▶ [WORK REQUEST] Find every line in the records below that holds the word "Number" and copy it.

::: SUPPLIED MATERIAL :::

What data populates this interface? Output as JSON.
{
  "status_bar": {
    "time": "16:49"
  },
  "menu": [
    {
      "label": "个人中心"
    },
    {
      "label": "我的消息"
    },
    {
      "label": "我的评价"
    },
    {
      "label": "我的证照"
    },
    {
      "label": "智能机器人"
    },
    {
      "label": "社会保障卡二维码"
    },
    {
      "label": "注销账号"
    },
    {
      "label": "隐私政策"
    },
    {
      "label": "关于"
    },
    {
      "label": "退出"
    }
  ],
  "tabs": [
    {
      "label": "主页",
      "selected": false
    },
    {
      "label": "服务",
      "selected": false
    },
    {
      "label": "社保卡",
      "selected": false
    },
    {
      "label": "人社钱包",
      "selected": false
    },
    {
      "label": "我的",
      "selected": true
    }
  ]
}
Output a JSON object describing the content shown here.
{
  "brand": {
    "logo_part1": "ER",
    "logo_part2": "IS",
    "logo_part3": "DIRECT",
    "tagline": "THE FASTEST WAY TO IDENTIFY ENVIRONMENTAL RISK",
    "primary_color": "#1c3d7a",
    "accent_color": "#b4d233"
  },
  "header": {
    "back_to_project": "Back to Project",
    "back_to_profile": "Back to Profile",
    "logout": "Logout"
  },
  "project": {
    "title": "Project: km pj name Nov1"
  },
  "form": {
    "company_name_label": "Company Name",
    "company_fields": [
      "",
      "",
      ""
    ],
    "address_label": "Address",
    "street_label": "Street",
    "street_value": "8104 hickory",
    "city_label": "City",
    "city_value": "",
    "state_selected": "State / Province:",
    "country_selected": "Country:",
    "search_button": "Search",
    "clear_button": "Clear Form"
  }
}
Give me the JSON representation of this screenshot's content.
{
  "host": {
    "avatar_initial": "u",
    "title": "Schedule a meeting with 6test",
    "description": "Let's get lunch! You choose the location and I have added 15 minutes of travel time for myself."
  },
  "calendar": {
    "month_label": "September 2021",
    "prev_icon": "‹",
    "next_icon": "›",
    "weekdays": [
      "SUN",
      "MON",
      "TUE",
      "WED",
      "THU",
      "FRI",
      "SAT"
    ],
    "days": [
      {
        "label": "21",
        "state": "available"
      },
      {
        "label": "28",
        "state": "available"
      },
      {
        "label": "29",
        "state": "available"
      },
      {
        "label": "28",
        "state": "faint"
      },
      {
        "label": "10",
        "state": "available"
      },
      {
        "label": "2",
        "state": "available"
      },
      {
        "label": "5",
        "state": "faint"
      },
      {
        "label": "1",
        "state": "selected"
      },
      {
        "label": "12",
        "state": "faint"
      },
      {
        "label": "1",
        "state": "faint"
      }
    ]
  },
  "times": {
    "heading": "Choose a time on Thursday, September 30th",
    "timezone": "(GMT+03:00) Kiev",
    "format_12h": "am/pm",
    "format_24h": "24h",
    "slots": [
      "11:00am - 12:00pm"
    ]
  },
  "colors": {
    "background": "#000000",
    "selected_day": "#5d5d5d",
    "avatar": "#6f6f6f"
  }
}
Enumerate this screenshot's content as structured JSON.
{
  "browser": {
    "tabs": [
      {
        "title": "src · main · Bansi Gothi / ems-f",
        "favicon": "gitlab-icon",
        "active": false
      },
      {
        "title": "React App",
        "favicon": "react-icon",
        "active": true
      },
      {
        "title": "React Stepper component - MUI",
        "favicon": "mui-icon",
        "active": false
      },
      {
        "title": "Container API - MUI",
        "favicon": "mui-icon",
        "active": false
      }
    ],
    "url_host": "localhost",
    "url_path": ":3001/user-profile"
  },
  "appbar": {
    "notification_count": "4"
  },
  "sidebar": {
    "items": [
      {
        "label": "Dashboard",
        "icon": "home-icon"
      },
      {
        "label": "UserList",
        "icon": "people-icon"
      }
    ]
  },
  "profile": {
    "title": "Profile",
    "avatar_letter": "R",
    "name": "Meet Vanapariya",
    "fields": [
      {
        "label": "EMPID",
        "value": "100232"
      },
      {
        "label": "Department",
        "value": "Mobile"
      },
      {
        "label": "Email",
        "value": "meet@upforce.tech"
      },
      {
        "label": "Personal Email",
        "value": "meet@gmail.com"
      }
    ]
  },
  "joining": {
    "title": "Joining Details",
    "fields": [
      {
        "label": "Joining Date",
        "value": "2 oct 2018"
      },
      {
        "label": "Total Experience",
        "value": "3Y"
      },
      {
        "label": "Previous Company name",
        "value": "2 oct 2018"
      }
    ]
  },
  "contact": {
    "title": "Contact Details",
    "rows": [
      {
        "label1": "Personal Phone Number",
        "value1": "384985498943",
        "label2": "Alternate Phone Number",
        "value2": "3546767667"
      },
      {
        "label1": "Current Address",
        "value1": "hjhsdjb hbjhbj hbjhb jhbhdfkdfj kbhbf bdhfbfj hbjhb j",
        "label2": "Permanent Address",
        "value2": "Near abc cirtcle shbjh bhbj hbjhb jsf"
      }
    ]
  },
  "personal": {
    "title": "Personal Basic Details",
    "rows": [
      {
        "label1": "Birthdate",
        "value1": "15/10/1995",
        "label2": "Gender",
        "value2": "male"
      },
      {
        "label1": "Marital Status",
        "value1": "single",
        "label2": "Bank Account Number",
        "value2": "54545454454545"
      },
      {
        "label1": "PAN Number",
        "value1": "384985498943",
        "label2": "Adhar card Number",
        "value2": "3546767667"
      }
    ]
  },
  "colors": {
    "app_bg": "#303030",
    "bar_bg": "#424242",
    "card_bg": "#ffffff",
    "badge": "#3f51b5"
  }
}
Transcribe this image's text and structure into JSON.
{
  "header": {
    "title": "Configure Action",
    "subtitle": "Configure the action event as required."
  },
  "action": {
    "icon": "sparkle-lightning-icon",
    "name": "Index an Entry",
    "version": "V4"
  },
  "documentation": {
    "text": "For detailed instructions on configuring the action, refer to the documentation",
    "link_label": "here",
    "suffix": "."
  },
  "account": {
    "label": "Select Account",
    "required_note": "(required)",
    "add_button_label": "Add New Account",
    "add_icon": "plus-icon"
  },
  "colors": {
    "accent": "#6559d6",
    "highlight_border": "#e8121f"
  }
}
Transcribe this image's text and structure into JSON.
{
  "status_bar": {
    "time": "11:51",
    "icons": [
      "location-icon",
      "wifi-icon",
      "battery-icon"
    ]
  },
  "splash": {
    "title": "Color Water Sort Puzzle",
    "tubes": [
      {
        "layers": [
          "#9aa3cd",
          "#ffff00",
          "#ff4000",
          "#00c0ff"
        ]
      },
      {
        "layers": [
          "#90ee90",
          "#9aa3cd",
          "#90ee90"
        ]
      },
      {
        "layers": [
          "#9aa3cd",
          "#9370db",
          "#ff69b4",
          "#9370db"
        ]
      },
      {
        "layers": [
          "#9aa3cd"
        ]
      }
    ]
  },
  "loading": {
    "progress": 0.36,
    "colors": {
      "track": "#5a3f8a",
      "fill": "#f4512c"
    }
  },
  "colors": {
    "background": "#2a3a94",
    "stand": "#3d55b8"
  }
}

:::

▶ [REPLY]
        "label1": "Personal Phone Number",
        "label2": "Alternate Phone Number",
        "label2": "Bank Account Number",
        "label1": "PAN Number",
        "label2": "Adhar card Number",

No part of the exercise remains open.